"Casablanca"

Complete with countless memorable lines and an iconic song, Michael Curtiz's "Casablanca" (1942), filmed as we waged war with Germany, is one of the most beloved films of all time; it is also a film with loads of Jewish backstory, from author Murray Burnett (who had personally smuggled Jewish relatives out of Nazi Europe) to producer Hal Wallis to screenwriters Julius and Philip Epstein and Howard Koch to director Michael Curtiz to composer Max Steiner and many refugee actors:

Paul Henried, who plays Bergman's husband, fled Austria when his refusal to join the Nazi party destroyed career prospects there. Conrad Veidt, who plays the heavy, Major Heinrich Strasser, was a German film star who offically declared himself a Jew as a protest to the Nazis, fled Germany with his Jewish wife and donated the greater part of his fortune to anti-Nazi endeavors. Peter Lorre (born László Löwenstein), who plays Signor Ugarte, was a popular Jewish-German film actor who fled the Nazis in 1933. Madeleine LeBeau (Rick's jilted girlfriend) had just made a harrowing escape from Nazi Paris with her Jewish French movie star husband Marcel Diallo (Emil the croupier, who says, "Your winnings, Sir."), whose entire family later died in the camps. 

Other Jewish refugees in the film include Curt Bois (the pickpocket), who returned to his successful film career in Germany after the war; S. Z. Sakall (Carl the waiter), whose three sisters later died in the camps; Helmut Dantine (Jan, the Bulgarian roulette player), who had already been imprisoned in a Nazi concentration camp; and countless other actors in smaller roles. Witnesses on the set said those were real tears in the dueling anthems scene.

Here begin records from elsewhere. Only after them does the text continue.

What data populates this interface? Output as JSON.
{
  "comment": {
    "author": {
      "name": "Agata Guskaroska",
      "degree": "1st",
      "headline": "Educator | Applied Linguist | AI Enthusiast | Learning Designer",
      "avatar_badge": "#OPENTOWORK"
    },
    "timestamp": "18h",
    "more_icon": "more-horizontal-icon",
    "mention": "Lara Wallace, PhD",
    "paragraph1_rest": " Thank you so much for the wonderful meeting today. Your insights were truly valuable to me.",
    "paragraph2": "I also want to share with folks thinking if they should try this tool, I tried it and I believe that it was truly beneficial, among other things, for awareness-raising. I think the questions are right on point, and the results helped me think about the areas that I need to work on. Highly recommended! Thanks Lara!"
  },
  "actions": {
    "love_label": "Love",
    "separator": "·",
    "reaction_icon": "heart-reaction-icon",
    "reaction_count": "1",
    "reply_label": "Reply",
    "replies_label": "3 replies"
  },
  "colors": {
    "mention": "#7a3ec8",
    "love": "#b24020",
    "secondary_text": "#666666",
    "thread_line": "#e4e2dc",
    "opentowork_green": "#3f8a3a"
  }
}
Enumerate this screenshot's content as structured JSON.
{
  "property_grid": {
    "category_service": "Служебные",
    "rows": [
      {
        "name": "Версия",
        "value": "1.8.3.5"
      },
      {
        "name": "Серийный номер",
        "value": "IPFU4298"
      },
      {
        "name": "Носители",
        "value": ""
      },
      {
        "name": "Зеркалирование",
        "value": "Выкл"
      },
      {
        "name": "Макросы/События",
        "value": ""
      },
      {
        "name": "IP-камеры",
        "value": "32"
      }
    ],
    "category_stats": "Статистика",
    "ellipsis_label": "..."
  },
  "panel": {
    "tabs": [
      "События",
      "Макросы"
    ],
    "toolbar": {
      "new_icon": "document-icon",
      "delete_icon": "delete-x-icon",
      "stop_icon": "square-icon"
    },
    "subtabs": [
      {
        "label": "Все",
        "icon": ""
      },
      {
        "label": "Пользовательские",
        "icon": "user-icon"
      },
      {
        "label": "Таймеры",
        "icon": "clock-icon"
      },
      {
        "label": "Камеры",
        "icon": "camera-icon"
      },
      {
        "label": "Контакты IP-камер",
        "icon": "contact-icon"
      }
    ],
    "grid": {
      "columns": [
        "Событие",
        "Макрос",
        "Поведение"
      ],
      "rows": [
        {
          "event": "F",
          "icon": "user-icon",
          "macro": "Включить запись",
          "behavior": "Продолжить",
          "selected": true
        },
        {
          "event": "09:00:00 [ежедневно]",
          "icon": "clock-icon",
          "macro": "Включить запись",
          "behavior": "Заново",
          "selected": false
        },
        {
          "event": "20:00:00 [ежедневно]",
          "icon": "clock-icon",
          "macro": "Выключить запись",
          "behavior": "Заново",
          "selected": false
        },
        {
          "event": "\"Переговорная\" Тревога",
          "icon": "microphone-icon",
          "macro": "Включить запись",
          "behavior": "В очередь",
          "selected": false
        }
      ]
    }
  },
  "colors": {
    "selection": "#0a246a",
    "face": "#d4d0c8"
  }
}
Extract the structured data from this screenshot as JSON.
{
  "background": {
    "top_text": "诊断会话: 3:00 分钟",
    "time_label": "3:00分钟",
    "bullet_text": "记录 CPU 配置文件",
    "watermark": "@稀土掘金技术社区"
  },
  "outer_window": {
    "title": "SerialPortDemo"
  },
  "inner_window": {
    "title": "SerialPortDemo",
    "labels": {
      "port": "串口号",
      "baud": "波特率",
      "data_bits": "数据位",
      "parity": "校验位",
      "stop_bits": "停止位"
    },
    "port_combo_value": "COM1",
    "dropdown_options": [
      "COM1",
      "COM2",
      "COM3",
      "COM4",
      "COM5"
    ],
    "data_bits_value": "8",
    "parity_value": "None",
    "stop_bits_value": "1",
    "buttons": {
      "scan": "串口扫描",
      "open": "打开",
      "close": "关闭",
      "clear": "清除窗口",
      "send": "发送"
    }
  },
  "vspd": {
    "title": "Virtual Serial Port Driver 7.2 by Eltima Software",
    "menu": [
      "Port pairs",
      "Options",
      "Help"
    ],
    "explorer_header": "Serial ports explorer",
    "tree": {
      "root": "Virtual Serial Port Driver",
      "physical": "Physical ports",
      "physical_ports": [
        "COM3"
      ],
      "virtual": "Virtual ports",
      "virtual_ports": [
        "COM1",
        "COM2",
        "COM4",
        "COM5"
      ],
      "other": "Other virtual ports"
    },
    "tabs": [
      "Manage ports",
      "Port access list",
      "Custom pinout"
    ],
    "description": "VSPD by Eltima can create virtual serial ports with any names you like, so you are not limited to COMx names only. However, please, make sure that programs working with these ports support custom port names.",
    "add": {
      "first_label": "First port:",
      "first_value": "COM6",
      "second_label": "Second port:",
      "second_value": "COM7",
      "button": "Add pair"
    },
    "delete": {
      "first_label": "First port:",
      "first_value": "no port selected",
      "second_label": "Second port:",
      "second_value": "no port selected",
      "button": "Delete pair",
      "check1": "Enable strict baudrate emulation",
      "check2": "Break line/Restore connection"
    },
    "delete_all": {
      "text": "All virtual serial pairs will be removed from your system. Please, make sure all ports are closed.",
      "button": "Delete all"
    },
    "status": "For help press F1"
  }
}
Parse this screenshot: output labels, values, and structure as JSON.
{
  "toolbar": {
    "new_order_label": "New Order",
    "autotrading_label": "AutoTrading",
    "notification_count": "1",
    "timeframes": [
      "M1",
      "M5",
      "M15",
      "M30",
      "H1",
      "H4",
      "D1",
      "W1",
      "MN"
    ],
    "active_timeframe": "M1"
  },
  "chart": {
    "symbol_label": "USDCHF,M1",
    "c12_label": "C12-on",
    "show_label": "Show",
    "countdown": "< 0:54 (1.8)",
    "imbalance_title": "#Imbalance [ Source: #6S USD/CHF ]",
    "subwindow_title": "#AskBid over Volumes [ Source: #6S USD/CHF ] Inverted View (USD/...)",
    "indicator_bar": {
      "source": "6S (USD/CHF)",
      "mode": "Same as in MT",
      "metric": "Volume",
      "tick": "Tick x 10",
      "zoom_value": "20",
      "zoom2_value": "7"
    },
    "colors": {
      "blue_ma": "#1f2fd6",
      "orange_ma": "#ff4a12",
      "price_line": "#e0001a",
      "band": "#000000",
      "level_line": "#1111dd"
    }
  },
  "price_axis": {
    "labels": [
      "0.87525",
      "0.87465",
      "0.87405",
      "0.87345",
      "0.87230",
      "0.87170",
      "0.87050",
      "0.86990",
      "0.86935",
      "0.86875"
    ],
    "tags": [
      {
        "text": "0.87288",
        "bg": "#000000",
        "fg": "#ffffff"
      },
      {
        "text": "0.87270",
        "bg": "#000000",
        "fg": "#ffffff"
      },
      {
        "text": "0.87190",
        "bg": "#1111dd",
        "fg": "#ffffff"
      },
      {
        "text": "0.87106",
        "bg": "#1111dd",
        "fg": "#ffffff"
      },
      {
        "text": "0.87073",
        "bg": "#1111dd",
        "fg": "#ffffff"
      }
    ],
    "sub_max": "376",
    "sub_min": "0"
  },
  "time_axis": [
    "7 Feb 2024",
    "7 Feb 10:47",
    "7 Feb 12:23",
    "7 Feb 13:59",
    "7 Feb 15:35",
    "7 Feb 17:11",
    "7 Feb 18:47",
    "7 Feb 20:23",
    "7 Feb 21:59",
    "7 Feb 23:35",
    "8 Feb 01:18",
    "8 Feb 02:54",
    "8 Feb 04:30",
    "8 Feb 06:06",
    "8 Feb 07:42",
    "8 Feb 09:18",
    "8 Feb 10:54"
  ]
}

Air Jordan IV 4 Retro 4 IV 308497

WHEN

Thursday, February 14, 2019 (All day)

EVENT LOCATION

Various cinemas in New York, NY

Featured in

Film & Television